For better or worse, technology has reached a point where no one individual can completely understand how it all works. For example, how does one tiny piece of unstructured data coming off a big data platform make its way through the tunnels of an enterprise, stopping along the way to be poked, examined, treated, configured, and rendered … then finally becoming a personalized message on Jane Doe’s iPhone? Such complexities have fundamentally changed our relationship with technology. We view technology as something that just magically engages and manages the end user. This position of a confident observer with a “hands-off” approach has deeply changed our relationship with the customer.
Year after year, large consulting organizations survey CEOs and CIOs to understand their issues and goals centered on customer centricity. The majority of executives cite personalized offers, recommendation engines, and capturing more data across every customer touchpoint. In short, they all cite technology.
Somewhere along the line we have lost our way. This gold standard called customer centricity is now at risk and we are losing it to technology.
We believe that the customer is more than a transaction, a ZIP code, a delineated file or a sidecar to an API. There is a woeful lack of people who actually go out and shake the hand of the customer, speak with the customer, look at the customer. Until we can code emotions, it’s still all about the human.
Understanding and embracing the emotions and motives of the human can bring true customer centricity to an organization. To achieve this, Merkle helps clients step away from the complexities and boundaries of technology to see the customer through an anthropomorphic lens.
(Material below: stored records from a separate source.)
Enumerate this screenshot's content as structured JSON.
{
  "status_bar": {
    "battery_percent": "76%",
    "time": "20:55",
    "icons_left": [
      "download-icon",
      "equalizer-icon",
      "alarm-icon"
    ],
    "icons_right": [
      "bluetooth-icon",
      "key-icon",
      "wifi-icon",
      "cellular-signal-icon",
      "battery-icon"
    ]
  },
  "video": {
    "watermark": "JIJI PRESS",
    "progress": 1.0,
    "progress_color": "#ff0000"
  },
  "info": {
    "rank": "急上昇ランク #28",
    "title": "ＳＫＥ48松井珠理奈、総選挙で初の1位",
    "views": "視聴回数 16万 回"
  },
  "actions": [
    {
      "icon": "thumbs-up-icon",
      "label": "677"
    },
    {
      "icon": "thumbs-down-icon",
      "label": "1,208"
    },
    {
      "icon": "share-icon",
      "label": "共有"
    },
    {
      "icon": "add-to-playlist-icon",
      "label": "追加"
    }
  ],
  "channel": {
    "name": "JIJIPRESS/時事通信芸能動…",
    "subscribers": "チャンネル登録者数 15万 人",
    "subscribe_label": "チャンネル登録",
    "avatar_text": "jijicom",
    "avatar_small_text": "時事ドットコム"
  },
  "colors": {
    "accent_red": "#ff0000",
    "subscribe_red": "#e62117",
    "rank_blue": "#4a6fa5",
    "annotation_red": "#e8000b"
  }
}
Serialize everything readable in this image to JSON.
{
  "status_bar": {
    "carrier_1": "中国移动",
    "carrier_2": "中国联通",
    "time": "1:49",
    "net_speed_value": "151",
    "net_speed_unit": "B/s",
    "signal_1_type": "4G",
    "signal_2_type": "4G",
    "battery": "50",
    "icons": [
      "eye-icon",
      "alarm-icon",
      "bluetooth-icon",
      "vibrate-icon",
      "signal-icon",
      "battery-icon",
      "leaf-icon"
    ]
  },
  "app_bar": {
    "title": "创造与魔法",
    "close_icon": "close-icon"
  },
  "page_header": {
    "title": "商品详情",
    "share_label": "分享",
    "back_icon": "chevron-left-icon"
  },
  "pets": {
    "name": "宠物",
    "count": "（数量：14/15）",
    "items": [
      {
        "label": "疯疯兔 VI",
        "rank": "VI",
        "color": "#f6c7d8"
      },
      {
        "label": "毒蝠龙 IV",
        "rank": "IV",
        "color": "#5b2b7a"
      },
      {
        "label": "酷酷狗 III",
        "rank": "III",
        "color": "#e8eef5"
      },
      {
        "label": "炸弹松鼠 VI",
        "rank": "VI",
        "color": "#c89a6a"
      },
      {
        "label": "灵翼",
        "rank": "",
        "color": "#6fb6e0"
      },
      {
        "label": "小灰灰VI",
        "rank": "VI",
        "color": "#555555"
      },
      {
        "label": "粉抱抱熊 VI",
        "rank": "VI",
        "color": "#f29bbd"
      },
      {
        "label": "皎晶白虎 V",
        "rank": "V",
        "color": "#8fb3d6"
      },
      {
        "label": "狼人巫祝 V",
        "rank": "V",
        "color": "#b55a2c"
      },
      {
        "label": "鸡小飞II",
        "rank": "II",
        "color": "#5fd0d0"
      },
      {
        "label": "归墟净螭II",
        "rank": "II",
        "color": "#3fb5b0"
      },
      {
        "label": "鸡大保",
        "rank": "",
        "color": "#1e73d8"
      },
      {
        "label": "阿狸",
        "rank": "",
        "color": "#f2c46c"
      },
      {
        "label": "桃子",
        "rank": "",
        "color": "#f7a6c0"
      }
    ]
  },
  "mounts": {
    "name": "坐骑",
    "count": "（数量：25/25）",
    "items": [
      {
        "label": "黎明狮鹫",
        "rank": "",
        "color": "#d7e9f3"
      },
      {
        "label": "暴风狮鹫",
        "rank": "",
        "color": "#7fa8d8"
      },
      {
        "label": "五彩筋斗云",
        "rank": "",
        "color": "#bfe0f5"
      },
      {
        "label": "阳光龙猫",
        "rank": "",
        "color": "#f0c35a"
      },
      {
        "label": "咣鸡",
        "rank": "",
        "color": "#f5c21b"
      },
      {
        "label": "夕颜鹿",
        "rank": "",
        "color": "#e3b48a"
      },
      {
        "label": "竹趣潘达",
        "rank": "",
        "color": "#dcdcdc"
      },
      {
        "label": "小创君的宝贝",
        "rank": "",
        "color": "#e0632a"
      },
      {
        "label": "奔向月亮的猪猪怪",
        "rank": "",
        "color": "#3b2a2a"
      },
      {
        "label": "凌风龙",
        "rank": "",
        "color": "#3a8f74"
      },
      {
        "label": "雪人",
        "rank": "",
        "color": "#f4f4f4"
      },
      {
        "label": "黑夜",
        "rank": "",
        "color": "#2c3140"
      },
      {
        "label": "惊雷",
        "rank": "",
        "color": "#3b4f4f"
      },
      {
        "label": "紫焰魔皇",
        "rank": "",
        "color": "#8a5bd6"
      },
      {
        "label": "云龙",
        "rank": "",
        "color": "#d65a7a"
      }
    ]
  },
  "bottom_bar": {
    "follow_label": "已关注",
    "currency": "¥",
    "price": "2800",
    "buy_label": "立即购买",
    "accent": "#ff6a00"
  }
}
The question we always ask is … are we aligned with the human? To answer this, we meet with customers to understand their hearts, their minds … their true DNA. Through multiple approaches, we can begin to see their beautiful story unfold. And it’s only through their own story that we can then begin to build a true customer journey.
These detailed, rich, colorful journeys are the maps to customer centricity. Yet time after time, they are never shared or evangelized with store operations, real estate, merchandising, HR or even the boardroom. Most customer journeys hang on the walls of the marketing department as an endearing vision. What is not realized is that these maps are actual blueprints of the customer’s life and how that life lays over your organization … much like a large piece of plotting paper. These journeys give rhyme and reason to how a customer thinks and the motives behind their willingness to voyage across your enterprise; and they identify the capabilities required for you and the customer to walk the journey together.
We were recently asked to help a corporation with its strategic planning. You may ask what a CRM agency is doing in the middle of a five-year strategic planning process. We were asked to bring the voice of the customer into the process and use that voice as the center post to services, products, selling initiatives, processes and systems, organizational design, and change management.
So for this client, to succeed is to understand human.